The Texas Water Resources Institute (TWRI) has the staff and expertise to help with both. It includes a seven-member water team and graduate students, who are involved in watershed monitoring and watershed protection planning in a dozen watersheds throughout Texas.
“With a half-century of combined watershed-based planning experience, TWRI has the experience, expertise, organizational skills and knowledge to gather, collect and analyze water quality data and then guide stakeholders in developing science-based and stakeholder-supported plans necessary for restoring local water bodies,” said Dr. Kevin Wagner, TWRI associate director.
Lucas Gregory, TWRI project specialist, said the team collects water quality data, including stream flow, turbidity, dissolved oxygen, pH, conductivity, temperature, transparency and total depth, and then analyzes the data to develop a complete understanding of the water quality in the watershed. The team also incorporates the data into geographic information system (GIS)-based models of the watershed as well as sample water for E. coli or any other water quality constituent. (See A decade of solving water quality mysteries, page 10.)
“By collecting and analyzing water quality data and conducting watershed surveys, we can provide the science and data needed to begin restoration work in local water bodies,” he said.
“Effective monitoring and watershed assessment provides communities and organizations with information needed to identify and better understand potential causes of local water quality impairments,” he said. “Having that information allows them to proceed with developing watershed-based plans to begin restoring the watershed.”
Wagner said the team is a statewide leader in coordinating and implementing locally driven watershed programs. The team has the capability to raise awareness through water quality education and outreach, assist in selecting appropriate management measures, draft restoration plans for local communities using feedback from local stakeholders, coordinate implementation of completed plans and help secure funding for planning and implementation.
Explore this Issue

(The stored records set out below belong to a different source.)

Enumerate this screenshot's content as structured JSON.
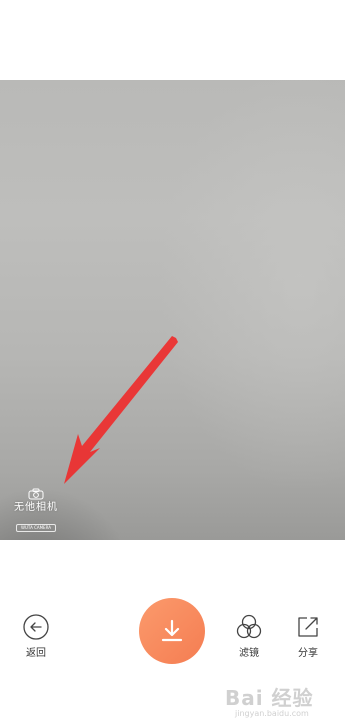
{
  "watermark": {
    "title": "无他相机",
    "subtitle": "WUTA CAMERA"
  },
  "toolbar": {
    "back_label": "返回",
    "filter_label": "滤镜",
    "share_label": "分享"
  },
  "site_watermark": {
    "logo": "Bai 经验",
    "url": "jingyan.baidu.com"
  },
  "colors": {
    "download_button": "#f7875b",
    "arrow": "#ee2d2d"
  }
}
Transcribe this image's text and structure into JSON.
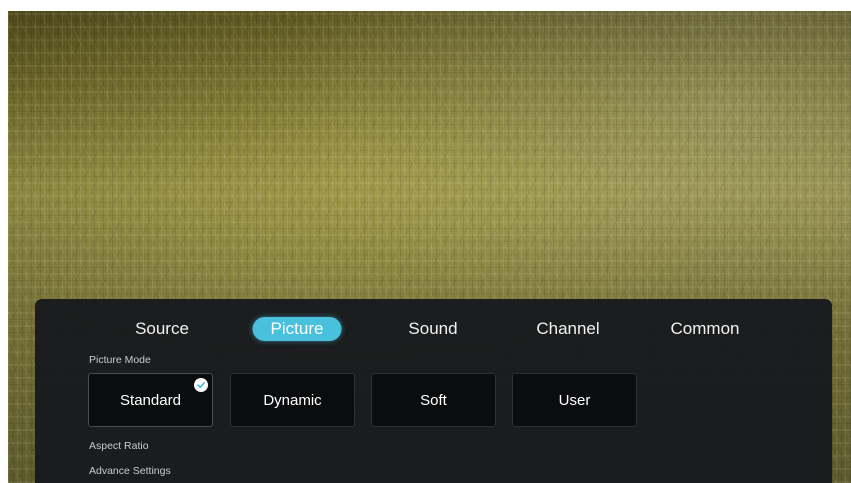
{
  "tabs": [
    {
      "label": "Source"
    },
    {
      "label": "Picture"
    },
    {
      "label": "Sound"
    },
    {
      "label": "Channel"
    },
    {
      "label": "Common"
    }
  ],
  "active_tab": "Picture",
  "picture_mode": {
    "label": "Picture Mode",
    "options": [
      {
        "label": "Standard"
      },
      {
        "label": "Dynamic"
      },
      {
        "label": "Soft"
      },
      {
        "label": "User"
      }
    ],
    "selected": "Standard"
  },
  "aspect_ratio": {
    "label": "Aspect Ratio"
  },
  "advance_settings": {
    "label": "Advance Settings"
  },
  "colors": {
    "accent": "#49c0dc",
    "panel": "#181a1d",
    "card": "#0b0c0e"
  },
  "icons": {
    "selected_marker": "check-icon"
  }
}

As the former communications manager for TWRI, Kathy Wythe provided leadership for the institute's communications, including a magazine, newsletters, brochures, social media, media relations and special projects.